• [TASK STATEMENT] Determine how many lines in the entries below contain the word "name". The reply is that number alone.

[Data about app and page elements]
= = = = = = =

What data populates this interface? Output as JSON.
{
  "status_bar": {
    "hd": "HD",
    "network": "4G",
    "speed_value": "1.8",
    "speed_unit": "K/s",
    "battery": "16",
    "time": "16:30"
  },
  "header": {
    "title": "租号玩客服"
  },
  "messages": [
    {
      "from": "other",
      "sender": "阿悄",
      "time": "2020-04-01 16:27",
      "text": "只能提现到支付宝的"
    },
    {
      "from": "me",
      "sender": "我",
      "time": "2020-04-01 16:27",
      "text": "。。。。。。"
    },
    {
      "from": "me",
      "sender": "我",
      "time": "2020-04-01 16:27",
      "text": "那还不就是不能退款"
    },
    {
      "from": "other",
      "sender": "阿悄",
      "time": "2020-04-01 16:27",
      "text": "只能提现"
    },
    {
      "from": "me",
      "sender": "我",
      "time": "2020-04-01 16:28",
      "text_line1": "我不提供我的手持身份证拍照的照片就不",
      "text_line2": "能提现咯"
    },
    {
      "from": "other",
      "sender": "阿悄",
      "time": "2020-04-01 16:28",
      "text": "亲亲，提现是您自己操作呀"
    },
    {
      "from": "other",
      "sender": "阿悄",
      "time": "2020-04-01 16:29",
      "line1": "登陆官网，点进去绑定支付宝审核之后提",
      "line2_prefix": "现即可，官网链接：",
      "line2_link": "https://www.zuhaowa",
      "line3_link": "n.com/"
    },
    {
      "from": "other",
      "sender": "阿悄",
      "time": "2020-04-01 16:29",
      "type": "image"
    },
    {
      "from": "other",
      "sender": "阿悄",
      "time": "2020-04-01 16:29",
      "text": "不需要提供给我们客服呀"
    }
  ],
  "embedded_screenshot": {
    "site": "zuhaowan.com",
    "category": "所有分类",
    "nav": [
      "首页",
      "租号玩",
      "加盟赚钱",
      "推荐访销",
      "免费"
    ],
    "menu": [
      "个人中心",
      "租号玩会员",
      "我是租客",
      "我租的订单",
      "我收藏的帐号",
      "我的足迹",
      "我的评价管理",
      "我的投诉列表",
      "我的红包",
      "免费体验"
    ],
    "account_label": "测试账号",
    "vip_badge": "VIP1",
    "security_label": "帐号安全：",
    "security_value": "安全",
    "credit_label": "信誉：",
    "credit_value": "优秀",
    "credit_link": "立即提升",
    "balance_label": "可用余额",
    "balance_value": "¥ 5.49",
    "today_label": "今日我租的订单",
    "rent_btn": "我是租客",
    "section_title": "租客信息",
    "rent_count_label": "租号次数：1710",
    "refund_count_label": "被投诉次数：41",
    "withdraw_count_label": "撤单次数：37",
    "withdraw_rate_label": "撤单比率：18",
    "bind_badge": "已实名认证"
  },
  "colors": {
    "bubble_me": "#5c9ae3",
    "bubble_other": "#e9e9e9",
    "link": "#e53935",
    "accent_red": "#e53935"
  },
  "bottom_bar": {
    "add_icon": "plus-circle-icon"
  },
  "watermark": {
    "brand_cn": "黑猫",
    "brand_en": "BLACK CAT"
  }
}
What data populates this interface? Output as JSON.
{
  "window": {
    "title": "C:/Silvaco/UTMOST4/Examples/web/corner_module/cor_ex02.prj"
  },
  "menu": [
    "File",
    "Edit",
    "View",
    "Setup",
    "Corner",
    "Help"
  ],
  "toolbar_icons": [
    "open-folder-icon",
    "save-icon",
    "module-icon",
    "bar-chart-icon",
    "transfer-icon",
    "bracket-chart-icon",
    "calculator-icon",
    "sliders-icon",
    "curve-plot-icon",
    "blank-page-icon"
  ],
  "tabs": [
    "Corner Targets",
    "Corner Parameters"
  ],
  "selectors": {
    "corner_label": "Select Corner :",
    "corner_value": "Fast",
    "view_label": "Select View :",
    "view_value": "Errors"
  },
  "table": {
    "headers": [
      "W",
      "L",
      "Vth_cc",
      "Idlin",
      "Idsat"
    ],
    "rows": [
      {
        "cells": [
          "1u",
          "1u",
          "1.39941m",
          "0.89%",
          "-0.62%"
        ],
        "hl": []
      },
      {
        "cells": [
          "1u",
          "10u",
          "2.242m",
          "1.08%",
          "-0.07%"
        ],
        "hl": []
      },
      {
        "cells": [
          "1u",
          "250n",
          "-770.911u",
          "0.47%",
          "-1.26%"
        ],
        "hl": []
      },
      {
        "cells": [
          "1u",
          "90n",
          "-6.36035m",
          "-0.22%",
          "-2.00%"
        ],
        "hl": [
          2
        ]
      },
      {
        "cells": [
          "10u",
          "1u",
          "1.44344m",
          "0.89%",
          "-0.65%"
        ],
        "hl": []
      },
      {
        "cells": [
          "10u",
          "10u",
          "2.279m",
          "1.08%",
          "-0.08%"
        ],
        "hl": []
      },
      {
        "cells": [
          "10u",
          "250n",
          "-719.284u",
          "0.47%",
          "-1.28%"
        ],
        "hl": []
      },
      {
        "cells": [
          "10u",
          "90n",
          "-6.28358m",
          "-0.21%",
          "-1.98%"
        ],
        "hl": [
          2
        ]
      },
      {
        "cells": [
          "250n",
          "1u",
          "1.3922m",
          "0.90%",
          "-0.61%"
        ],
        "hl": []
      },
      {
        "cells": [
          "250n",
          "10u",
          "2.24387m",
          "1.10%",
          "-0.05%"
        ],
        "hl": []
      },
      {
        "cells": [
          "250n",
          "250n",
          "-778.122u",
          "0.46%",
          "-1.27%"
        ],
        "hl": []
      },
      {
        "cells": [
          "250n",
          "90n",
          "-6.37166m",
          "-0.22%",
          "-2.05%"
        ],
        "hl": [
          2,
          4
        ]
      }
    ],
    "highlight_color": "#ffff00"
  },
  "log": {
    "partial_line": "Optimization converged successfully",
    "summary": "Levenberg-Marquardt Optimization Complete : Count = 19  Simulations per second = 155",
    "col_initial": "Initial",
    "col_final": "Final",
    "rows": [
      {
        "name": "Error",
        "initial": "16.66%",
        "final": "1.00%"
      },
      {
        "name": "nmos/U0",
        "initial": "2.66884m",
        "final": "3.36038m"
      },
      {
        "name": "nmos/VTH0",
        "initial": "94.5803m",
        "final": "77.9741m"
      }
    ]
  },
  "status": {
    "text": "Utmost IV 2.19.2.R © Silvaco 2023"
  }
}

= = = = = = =

• [PROBLEM SOLUTION] 3